> **AIM OF THE EXERCISE**
Using the records below, filter out every line that lacks "value" and copy the rest.

[Items from an interface collection]
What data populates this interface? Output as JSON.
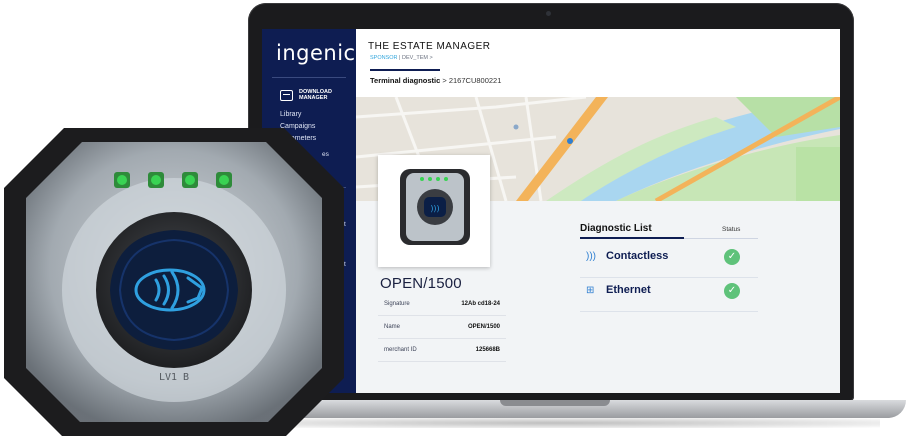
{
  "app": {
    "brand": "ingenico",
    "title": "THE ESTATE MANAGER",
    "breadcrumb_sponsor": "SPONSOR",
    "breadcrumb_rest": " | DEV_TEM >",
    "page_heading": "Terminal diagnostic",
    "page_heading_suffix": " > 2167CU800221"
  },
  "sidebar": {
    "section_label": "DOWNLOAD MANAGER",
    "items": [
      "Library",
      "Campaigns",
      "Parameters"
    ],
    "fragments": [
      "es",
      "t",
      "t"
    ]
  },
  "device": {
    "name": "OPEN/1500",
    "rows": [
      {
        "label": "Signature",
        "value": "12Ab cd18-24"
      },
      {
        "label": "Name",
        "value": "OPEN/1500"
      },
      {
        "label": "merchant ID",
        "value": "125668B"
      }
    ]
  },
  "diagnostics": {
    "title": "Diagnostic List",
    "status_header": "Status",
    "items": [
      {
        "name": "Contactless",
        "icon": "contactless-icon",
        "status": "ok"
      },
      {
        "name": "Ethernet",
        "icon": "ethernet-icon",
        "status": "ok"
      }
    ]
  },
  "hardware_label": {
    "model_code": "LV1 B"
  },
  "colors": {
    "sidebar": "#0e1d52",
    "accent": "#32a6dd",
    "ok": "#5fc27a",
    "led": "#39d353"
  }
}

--

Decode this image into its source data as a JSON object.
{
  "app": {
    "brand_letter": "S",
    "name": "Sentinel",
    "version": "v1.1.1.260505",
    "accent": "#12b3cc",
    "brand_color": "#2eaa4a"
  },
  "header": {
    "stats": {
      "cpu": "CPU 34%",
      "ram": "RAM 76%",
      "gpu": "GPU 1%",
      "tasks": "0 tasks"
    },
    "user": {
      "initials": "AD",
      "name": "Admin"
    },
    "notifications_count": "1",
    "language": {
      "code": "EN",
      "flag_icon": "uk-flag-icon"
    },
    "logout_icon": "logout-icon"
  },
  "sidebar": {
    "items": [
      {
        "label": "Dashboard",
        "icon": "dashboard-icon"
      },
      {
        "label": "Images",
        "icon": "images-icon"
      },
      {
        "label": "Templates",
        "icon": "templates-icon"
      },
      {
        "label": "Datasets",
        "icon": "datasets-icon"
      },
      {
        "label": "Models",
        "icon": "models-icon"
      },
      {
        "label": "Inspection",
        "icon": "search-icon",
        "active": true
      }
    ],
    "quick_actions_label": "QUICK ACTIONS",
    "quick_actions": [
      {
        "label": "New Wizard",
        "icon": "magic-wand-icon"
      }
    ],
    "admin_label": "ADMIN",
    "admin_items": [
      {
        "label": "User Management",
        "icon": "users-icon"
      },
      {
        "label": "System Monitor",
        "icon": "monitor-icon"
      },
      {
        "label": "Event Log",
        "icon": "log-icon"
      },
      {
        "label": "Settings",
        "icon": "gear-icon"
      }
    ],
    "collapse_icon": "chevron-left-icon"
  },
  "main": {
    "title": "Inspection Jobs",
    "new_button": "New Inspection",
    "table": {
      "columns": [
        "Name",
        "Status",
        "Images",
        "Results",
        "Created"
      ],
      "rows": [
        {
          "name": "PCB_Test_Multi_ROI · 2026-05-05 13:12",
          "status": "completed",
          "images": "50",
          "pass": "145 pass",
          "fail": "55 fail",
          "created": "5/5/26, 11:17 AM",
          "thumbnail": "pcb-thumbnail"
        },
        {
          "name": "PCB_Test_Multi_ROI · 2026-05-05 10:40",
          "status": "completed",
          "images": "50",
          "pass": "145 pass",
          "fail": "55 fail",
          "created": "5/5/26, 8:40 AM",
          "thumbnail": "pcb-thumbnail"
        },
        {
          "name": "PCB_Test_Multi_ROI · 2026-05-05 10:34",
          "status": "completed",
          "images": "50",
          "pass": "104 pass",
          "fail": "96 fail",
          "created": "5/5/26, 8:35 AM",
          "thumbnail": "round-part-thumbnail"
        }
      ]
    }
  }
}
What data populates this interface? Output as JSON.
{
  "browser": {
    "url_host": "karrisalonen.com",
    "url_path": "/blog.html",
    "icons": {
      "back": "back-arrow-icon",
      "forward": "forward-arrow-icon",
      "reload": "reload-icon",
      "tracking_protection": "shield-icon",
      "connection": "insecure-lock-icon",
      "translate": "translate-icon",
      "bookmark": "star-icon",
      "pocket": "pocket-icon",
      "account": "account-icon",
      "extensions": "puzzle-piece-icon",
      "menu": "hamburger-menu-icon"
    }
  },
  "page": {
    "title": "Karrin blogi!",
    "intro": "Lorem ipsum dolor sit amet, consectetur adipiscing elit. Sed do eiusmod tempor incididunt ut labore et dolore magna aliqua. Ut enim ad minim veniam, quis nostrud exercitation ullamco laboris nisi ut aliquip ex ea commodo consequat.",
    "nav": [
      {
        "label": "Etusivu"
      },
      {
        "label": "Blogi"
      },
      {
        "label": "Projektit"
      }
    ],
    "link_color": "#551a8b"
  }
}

> **RESPONSE TO THIS EXERCISE**
        "value": "12Ab cd18-24"
        "value": "OPEN/1500"
        "value": "125668B"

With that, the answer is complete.